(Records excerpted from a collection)
◇ ◇ ◇ ◇

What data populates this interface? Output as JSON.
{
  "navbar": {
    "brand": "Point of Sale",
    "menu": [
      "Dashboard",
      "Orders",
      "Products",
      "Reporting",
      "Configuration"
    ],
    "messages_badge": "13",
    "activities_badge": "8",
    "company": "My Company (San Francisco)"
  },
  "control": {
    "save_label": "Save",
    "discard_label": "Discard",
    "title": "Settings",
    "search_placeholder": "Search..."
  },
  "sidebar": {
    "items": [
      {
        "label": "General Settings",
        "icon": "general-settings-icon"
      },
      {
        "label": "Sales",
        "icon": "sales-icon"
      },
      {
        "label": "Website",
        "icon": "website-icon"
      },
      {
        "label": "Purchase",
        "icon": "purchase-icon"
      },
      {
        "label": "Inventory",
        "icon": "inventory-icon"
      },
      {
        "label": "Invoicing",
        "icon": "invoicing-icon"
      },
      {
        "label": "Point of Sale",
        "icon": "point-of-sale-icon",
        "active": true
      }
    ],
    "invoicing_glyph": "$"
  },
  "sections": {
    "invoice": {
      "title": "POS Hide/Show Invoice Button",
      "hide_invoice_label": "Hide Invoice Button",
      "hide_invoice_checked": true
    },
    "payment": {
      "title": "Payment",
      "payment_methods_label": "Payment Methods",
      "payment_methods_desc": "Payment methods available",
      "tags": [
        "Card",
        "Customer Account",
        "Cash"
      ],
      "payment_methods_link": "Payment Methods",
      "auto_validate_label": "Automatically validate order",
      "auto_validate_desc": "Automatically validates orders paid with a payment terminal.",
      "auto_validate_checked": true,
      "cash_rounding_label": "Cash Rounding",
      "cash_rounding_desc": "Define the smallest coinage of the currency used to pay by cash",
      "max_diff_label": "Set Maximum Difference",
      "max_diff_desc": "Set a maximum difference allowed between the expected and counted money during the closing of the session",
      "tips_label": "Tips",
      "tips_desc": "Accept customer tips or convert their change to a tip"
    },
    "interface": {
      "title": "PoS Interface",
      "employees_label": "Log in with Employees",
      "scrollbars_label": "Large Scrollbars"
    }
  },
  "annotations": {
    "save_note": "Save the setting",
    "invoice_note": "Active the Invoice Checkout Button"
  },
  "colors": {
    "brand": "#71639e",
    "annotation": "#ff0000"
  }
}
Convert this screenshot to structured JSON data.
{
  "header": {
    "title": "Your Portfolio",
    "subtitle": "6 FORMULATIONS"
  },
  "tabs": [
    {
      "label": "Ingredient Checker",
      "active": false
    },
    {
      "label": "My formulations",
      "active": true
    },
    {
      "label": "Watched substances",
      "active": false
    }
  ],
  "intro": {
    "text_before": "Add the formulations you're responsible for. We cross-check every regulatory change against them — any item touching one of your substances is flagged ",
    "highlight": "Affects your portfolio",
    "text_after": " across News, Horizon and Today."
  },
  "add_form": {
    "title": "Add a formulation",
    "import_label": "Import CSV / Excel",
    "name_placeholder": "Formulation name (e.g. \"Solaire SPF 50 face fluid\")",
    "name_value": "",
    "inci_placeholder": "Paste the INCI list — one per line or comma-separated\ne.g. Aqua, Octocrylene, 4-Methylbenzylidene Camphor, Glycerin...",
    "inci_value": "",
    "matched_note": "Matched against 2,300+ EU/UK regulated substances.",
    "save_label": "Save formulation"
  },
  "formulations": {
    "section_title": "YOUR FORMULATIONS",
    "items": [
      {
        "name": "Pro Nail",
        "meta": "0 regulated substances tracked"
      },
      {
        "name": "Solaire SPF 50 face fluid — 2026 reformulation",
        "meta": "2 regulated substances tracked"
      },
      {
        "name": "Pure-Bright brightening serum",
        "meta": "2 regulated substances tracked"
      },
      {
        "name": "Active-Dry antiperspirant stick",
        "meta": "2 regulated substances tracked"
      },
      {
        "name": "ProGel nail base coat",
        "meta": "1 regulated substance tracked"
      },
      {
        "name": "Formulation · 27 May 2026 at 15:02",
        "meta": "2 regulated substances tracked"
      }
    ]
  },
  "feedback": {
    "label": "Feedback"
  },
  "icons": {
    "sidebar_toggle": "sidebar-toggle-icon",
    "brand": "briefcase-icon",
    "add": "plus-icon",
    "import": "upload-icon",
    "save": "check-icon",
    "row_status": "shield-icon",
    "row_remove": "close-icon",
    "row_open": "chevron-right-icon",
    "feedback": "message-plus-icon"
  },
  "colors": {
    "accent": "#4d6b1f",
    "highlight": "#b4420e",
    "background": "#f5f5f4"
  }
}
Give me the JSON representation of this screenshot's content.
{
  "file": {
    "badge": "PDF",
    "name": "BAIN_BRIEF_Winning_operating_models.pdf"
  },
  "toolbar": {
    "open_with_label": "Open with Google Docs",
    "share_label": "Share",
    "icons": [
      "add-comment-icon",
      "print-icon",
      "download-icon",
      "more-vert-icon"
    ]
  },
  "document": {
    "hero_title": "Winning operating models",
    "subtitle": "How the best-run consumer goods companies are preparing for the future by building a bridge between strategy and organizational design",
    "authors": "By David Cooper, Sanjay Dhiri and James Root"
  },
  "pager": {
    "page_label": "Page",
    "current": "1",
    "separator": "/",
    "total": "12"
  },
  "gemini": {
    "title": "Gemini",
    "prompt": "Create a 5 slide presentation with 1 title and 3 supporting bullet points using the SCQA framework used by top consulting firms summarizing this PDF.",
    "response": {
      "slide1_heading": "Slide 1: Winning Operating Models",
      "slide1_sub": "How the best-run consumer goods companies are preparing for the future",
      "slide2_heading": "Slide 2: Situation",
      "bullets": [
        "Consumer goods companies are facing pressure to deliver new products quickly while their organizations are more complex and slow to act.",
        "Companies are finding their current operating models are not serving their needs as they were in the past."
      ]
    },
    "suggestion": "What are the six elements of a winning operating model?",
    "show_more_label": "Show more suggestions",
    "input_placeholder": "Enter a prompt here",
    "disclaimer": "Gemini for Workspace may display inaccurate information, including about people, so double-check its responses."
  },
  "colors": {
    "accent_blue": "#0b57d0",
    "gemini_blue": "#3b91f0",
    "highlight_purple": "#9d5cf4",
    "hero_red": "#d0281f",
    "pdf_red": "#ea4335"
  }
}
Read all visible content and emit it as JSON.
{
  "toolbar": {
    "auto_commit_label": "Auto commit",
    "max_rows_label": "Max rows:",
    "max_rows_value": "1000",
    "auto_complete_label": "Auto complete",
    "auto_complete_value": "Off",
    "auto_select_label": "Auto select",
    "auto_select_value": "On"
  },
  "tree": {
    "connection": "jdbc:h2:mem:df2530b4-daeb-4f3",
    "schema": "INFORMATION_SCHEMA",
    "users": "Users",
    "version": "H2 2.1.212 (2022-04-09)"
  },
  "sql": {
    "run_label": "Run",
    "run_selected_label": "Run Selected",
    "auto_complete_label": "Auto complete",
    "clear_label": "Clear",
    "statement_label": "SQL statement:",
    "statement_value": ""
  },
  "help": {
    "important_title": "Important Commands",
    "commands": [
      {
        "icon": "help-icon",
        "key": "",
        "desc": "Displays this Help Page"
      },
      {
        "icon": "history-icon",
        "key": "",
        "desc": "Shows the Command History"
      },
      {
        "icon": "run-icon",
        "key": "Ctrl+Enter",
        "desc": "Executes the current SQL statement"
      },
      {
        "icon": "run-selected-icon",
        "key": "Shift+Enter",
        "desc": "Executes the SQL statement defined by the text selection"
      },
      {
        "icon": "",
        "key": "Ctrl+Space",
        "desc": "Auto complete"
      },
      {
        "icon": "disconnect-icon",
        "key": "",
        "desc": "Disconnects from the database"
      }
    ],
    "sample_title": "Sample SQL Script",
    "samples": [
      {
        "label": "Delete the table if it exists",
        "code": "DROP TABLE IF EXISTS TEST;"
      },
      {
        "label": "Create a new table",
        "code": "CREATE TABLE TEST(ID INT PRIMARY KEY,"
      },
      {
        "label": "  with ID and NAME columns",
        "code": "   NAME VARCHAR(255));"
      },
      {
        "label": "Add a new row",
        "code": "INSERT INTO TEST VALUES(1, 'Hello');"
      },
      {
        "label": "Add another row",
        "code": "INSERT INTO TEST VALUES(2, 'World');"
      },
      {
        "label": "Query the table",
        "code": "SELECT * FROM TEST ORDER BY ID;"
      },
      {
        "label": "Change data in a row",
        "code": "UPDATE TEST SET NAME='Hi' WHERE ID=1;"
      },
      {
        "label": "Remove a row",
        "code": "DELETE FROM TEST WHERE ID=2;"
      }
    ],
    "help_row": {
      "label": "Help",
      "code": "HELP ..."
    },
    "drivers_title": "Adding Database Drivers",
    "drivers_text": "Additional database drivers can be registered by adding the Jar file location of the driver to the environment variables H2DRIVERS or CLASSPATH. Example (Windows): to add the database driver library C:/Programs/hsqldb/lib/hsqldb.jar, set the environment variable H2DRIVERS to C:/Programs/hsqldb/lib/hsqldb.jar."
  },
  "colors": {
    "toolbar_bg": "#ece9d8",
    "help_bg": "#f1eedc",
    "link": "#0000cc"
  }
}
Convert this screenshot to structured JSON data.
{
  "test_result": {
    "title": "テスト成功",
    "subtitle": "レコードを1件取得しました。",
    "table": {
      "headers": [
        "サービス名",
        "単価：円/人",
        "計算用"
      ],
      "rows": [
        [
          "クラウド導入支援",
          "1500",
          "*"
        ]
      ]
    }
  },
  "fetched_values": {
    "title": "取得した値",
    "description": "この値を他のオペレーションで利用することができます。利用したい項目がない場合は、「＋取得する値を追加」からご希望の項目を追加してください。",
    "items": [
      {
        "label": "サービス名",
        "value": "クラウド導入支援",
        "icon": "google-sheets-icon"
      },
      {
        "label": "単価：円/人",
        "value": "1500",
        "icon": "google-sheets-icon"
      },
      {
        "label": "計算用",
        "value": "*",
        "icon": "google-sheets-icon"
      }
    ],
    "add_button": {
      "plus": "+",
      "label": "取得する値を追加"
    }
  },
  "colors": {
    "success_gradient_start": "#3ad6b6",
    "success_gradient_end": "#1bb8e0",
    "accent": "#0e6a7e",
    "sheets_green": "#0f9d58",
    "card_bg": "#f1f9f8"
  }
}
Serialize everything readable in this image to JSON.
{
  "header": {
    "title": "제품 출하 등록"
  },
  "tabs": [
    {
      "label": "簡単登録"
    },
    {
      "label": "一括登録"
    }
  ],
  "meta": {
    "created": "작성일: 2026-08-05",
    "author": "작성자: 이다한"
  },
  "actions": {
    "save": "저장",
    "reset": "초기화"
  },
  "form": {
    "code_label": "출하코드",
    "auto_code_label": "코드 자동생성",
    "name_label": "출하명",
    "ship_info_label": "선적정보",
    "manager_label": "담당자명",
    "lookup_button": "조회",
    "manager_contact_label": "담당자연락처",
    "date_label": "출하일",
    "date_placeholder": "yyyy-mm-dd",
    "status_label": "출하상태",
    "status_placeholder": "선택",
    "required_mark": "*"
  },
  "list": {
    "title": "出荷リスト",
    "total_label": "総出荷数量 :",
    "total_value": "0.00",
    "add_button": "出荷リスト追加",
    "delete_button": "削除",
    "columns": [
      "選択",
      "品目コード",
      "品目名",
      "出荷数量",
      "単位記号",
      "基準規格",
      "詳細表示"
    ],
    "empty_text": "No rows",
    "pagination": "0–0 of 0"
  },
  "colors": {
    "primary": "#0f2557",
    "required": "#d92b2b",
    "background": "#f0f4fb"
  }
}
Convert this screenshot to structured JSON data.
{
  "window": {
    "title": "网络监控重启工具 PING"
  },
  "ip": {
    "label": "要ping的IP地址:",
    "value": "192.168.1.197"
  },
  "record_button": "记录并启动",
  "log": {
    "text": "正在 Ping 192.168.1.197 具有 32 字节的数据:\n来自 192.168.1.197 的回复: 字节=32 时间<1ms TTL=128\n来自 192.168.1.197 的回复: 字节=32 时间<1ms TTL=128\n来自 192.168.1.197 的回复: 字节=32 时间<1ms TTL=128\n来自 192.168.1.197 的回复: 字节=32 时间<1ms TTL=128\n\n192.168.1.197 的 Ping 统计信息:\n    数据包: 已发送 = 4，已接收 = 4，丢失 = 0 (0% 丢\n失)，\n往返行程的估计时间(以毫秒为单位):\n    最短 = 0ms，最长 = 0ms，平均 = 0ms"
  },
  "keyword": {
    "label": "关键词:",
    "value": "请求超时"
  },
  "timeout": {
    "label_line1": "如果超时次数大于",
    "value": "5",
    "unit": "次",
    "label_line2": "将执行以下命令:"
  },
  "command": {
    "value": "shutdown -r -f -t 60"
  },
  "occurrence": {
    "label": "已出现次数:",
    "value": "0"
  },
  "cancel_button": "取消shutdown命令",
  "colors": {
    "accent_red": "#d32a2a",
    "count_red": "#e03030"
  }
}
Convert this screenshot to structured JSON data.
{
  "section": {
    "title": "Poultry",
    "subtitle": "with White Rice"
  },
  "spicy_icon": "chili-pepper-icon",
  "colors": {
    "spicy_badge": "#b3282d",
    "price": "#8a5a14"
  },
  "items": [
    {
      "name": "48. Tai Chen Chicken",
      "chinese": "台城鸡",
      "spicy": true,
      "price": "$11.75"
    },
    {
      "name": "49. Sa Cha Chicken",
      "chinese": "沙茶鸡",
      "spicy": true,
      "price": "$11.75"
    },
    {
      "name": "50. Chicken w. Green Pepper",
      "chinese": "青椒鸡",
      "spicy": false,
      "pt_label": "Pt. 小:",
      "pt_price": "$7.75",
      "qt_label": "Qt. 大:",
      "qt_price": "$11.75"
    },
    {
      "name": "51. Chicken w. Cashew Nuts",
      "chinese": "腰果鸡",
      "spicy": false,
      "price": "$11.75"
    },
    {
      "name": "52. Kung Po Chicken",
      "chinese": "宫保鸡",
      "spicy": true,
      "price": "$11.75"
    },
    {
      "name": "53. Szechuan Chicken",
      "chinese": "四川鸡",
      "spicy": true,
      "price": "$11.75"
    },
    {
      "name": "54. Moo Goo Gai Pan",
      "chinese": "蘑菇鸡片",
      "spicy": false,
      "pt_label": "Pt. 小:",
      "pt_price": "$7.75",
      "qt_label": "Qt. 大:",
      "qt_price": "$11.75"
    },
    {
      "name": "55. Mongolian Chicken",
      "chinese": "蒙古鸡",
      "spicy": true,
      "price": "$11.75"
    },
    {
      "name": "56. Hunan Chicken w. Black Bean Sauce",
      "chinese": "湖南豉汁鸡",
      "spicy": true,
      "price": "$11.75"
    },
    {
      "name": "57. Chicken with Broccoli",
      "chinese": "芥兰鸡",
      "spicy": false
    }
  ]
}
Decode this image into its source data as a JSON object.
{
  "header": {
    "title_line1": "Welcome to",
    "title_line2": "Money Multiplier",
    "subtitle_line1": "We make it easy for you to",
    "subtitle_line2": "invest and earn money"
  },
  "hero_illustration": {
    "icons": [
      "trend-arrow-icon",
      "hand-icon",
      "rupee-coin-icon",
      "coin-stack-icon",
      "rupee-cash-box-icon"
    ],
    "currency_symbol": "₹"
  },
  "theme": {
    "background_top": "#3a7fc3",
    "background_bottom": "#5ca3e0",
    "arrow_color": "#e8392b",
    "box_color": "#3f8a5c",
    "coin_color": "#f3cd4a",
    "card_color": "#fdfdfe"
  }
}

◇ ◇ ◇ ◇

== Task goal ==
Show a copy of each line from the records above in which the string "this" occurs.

== Problem solution ==
What data populates this interface? Output as JSON.
Convert this screenshot to structured JSON data.
Give me the JSON representation of this screenshot's content.
    "prompt": "Create a 5 slide presentation with 1 title and 3 supporting bullet points using the SCQA framework used by top consulting firms summarizing this PDF.",
        "desc": "Displays this Help Page"
Convert this screenshot to structured JSON data.
Serialize everything readable in this image to JSON.
Convert this screenshot to structured JSON data.
Convert this screenshot to structured JSON data.
Decode this image into its source data as a JSON object.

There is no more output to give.